"It has been documented that the University of Arizona's utility tunnels served as esoteric and connubial classrooms, where the learning experience was extensive, but students received no credit."
A University of Arizona professor said the above. But the documentation, if it exists at all, has been elusive. The first of the utility tunnels was built in 1931; Buildings and Grounds designed it. Roy Place designed a number of others, as did Lew. Costs have varied. The tunnels carry electricity lines, telephone lines, heating conduits and in some cases, water lines. They run from building to building and their inlets to the buildings are in the basements of the structures. Access by persons wanting to make repairs or to use them for extra-curricular campus activities is simple.
The first tunnels were built by Clinton Campbell, of Phoenix, at a total cost of $49,275. Records do not show whether the cost of the first tunnels came from a single appropriation from the state Legislature, but usually, the expense of the tunnels came from buildings and grounds funds or from a single appropriation for the building concerned.
Buildings and Grounds – or Physical Resources as the department is now known – could use money left over from construction for capital improvements without special authorization from the Legislature.

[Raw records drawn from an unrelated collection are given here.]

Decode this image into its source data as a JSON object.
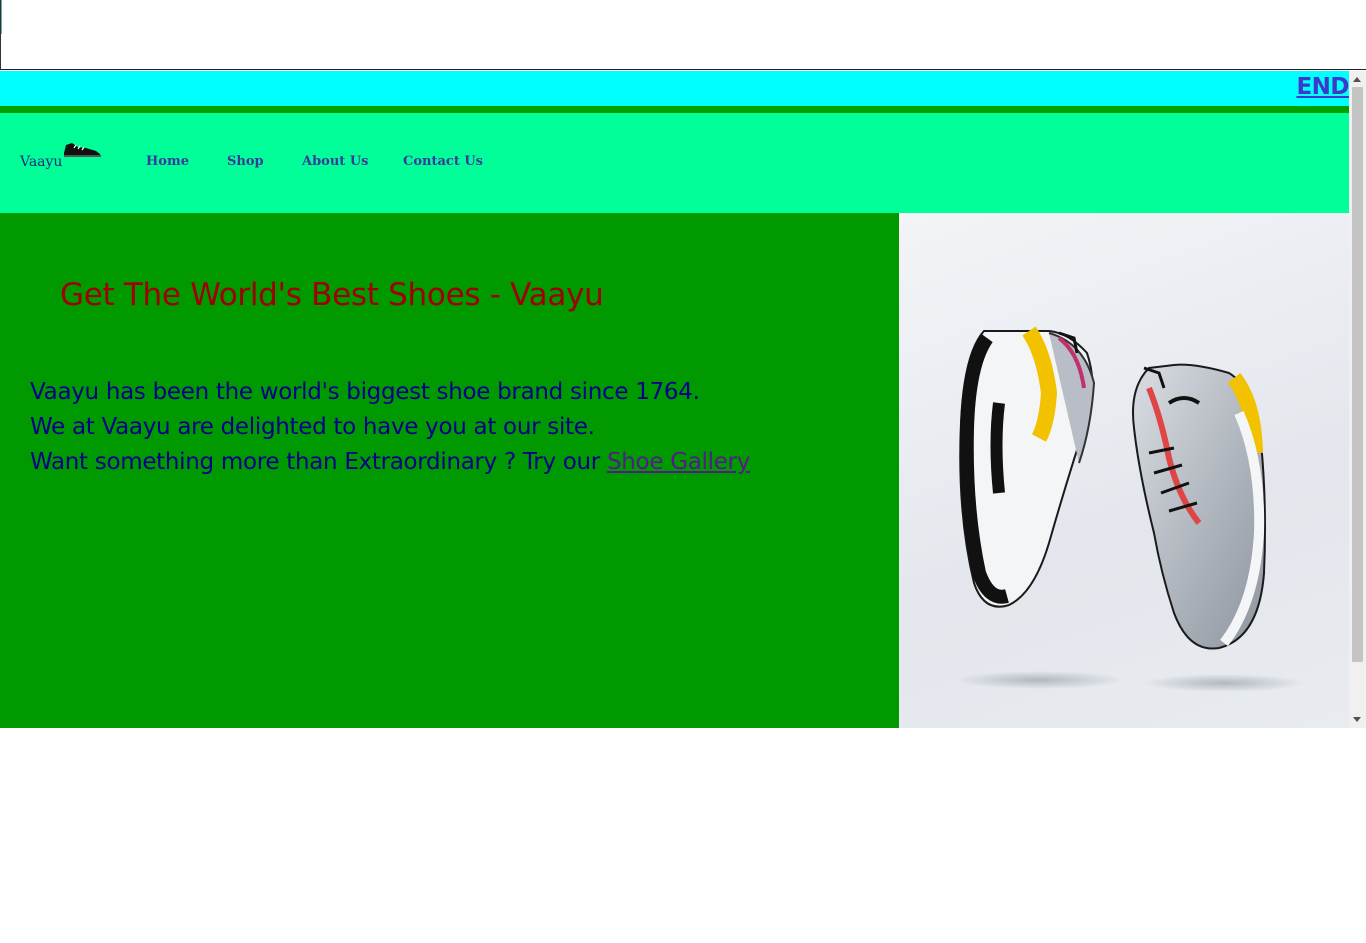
{
  "marquee": {
    "text": "END"
  },
  "nav": {
    "brand": "Vaayu",
    "links": [
      "Home",
      "Shop",
      "About Us",
      "Contact Us"
    ]
  },
  "hero": {
    "title": "Get The World's Best Shoes - Vaayu",
    "lines": [
      "Vaayu has been the world's biggest shoe brand since 1764.",
      "We at Vaayu are delighted to have you at our site.",
      "Want something more than Extraordinary ? Try our "
    ],
    "link_label": "Shoe Gallery"
  },
  "colors": {
    "marquee_bg": "#00ffff",
    "nav_bg": "#00ff99",
    "hero_bg": "#009900",
    "title": "#a00000",
    "body_text": "#00008b"
  }
}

During World War II, the tunnels were designated as bomb shelters and food and water were kept in them.
Fatal accidents have been few in UA campus construction, but during the building of the Auditorium and the State Museum, a fatality did occur. Two men, according to Lew Place, were doing some electrical work in a connecting tunnel. "Roy Place went there to take a look at it, along with Bill Bray, when one of the men came running out of the tunnel. He ran right through the end of the tunnel and was gone. The other man, it was discovered, had been electrocuted. No one on the job ever saw the man who ran again."
The tunnels were also used for girl-watching. At one time, a girls' shower room was located in the basement, so the story goes, and a grill covered the entrance to the tunnel. Girl-watchers would stand within the tunnel and watch the girls through the grill.
And they were used by male and female students. The professor who came up with the quote said, "They were the sources of some shot-gun weddings."